                        It's great to see more places like this turning up in SF, but I think there are better choices. I'd take Shandong Deluxe over this place (but don't order the lamb kebabs there either).

                        I'm curious what the hounds at the next table thought?

                        4 Replies
                        1. re: Martin Strell

                          I was one of those at the next table. It was not an actual chowdown per se - more a dinner where two or three of the seven at the table were chowhounds :) It was good to see Martin and Jing and the family at the next table!!

                          We had a very similar underwhelmed reaction as Martin. We did get the big plate chicken. It had cut up pieces of bone-in chicken, potatoes and onions in a curry like gravy. It was also spicy, the waitperson warned us but it was mostly jalapenos and maybe black pepper? My favorite part of the dish was the noodles lurking below - really long ones that had soaked in the gravy.

                          Other things we had ordered included the beef skewers, a-choy with garlic, braised silver belt fish, cumin lamb, shaanxi noodle soup and green onion pancakes. Also the sugar glazed yams to finish.

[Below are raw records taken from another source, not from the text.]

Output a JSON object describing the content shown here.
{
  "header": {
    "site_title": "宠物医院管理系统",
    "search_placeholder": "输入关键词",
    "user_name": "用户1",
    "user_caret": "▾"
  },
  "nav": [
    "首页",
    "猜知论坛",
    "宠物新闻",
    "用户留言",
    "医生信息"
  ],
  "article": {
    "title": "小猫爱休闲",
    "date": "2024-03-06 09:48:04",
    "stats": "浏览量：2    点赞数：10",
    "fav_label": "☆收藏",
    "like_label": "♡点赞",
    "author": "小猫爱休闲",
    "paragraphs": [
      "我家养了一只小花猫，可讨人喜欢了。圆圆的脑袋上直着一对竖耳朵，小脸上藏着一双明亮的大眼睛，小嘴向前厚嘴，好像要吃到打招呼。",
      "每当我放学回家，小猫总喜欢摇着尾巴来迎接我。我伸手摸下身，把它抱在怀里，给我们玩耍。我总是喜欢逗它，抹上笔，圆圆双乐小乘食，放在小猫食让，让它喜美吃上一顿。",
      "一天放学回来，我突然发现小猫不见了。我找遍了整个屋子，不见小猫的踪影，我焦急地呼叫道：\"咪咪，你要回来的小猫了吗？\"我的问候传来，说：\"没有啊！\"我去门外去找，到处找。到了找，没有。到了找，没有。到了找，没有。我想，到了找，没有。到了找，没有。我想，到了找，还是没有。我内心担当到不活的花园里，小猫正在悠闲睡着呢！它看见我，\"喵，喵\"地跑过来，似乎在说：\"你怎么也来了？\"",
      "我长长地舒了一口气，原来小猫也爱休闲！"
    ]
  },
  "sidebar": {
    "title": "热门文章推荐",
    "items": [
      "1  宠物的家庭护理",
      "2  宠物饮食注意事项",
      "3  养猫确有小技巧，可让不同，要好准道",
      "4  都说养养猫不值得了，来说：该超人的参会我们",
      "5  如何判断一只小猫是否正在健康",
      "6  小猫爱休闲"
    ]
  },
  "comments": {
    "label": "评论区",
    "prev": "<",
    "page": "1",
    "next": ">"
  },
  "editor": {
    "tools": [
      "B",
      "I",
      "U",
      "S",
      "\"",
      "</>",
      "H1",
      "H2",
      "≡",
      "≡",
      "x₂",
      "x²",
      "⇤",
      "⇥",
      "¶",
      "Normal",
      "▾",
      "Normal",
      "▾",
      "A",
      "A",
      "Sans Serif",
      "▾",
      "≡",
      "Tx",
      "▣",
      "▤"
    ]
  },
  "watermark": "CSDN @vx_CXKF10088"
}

                          I liked the beef skewers which I am guessing were possibly less dry than the lamb ones. Also the a-choy was really delicious. The soup noodles were good (and wide like we had requested) however the broth was oddly bland.The rest of the food was similar in that it was okay but the flavors were not that clear or compelling. The fish was too fishy for most of the table - but if you are used to fresh water bony fish, it may appeal to you.

                          The service was actually pretty good - we got fresh plates when we asked and fairly prompt in general. Very reasonably priced at 18 per head for seven of us.

                          Not a destination restaurant, but if I have to be in the area (to say go to the Indian consulate round the corner) this could be an interesting option.

                          1. re: jhinky

                            Speaking of chowdowns, are there large, round tables?

                            1. re: Melanie Wong

                              Yes, there are a few large round tables, each seating about 10 max. Maybe 11 or 12 w/ a big squeeze.

                              1. re: Dave MP

                                We were at the biggest round table and it sat 7 comfortably - so maybe 10 max. There was one other round table but it was a little smaller.